- Vitamin D Exposure: Sensory play outside can also mean more exposure to sunlight, which is a natural source of Vitamin D, essential for healthy bone development.
Training for Sensory Bin Play
1 year olds LOVE to put things in their mouth, so when starting sensory play it’s important to make sure you don’t have anything too small (choking hazard) or not taste safe (example water beads – save these for later!).
A nice way to introduce this type of play is to start with water and add scoops and cups. Super simple and you have everything already. You can also add little rubber duckies or other bath toys.
Move on to other items like large blocks or pom poms.
At 12 months, a baby’s attention span won’t be long so don’t be surprised if they only last a few minutes to start. It’s totally normal, and a good reason not to worry too much about elaborate setups at this age.
Sensory Bins for 1 Year Olds – Tools Required
We have a Flisat table from Ikea which we love. You can also just use containers from the dollar store or Amazon.
As mentioned above you can start with things you already own, but as time goes on you can add tools just for your bins. These are our favorites:
Can’t you just see your kiddo’s face light up when they grab and tweak with the adorable gator clip and squeeze tweezers?
Their coordination will improve as they carefully twist and drop with the – well – twisty dropper (so clever!). And the scoopers will have them practicing those pre-writing motions as they dig and pour.
With this bundle, you get one of each thoughtfully crafted tool, specially sized for those tiny hands (but durable enough to withstand energetic play!). Pop them in a bin of rice, beans or water beads, and let the exploration begin.
Don’t you want to nurture your toddler’s development in a fun, hands-on Montessori way?
I’ve got just the thing – these absolutely adorable wooden sensory bin tools! Crafted from real wood and sanded smooth, they’re perfectly sized for those precious little hands.
With 7 different shapes like cups, tongs and scoops, their minds will be captivated for hours, or at least a few minutes, exploring different motions.
I’ve got an activity that will unlock your child’s creativity and build their skills through play. Introducing this deluxe 45-piece dough tool set – it’s got all the cutters, stamps, rollers and molds needed for endless dough fun!
These brightly colored plastic tools are perfectly sized for those busy little hands. Can’t you just imagine the look of concentration on your child’s face as they roll, cut and shape colorful creations?

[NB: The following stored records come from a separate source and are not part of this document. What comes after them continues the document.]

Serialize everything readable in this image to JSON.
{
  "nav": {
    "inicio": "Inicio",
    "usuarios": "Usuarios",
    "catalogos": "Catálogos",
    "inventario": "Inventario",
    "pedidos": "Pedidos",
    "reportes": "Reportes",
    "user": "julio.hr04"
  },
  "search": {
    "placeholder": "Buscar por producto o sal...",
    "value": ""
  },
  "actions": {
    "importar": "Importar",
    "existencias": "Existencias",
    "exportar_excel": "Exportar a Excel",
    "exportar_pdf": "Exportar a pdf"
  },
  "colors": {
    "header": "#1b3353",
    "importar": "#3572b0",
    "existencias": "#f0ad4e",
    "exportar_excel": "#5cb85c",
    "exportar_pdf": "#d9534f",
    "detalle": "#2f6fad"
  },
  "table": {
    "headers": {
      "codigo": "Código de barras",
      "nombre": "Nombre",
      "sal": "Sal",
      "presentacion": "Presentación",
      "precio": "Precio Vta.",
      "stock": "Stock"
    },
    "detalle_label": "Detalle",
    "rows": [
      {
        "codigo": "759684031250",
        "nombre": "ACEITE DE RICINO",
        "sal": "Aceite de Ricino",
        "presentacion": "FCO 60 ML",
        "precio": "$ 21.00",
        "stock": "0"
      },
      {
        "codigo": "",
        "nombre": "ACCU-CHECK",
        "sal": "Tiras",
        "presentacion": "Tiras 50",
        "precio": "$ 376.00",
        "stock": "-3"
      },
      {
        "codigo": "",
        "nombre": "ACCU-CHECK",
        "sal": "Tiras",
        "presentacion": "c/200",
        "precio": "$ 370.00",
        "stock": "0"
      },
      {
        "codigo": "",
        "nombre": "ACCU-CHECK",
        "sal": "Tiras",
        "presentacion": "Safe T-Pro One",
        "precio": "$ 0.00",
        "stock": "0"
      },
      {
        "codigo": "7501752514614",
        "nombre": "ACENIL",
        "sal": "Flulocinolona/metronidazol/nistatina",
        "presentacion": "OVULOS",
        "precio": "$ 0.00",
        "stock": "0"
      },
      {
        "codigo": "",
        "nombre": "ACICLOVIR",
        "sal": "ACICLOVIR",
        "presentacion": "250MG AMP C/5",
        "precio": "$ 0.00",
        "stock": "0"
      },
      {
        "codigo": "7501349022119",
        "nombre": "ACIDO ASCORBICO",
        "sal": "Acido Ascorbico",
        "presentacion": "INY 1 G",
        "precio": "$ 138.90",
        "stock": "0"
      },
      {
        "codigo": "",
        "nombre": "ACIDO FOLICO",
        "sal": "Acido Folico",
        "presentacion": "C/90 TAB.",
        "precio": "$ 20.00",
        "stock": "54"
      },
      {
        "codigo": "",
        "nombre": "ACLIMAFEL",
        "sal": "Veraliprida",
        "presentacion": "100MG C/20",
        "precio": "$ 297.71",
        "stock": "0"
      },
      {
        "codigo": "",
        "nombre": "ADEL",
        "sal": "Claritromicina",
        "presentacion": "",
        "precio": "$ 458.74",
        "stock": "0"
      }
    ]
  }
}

They’ll be practicing hand-eye coordination, problem-solving and fine motor skills without even realizing it.
Conclusion: Sensory Bins for 1 Year Olds
Overall, it is amazing how much 1 year olds can learn and experience through sensory bins! They allow kids to explore their senses, develop motor skills, and generally have fun with them. In addition to that, the safety of your child is the most important factor when playing with any type of material.
So be sure to keep these tips in mind when making your own sensory bin! Experiment with different materials while ensuring taste and choking safety for your one year old.
Sensory bins are just one of many ways you can engage in developmental play with your little one. For more inspiration, check out my post on sensory activities, many of these can be done with basic household ingredients too!
And if you find something that works really well, make sure to share it! What is your favorite sensory bin? I’d love to hear about it in the comments below!
At what age should I introduce sensory bins?
Once your child is able to sit up and control their heads you could begin to introduce sensory bins. Just remember to choose “ingredients” that are safe for their age.
Why is sensory play important for 1 year olds?
Sensory play encourages learning through exploration, play, problem solving, and curiosity. They make up the rules as they go! This helps to build neural connections in the brain and encourages the development of motor and language skills.
What to put in a sensory bin?
Really anything that is taste and choking safe could be added to a sensory bin! If it’s got a cool texture, shape, or sound it can make for a unique experience for your 1 year old.
Some of my favorites are, blocks, snow, large pom poms, or kinetic sand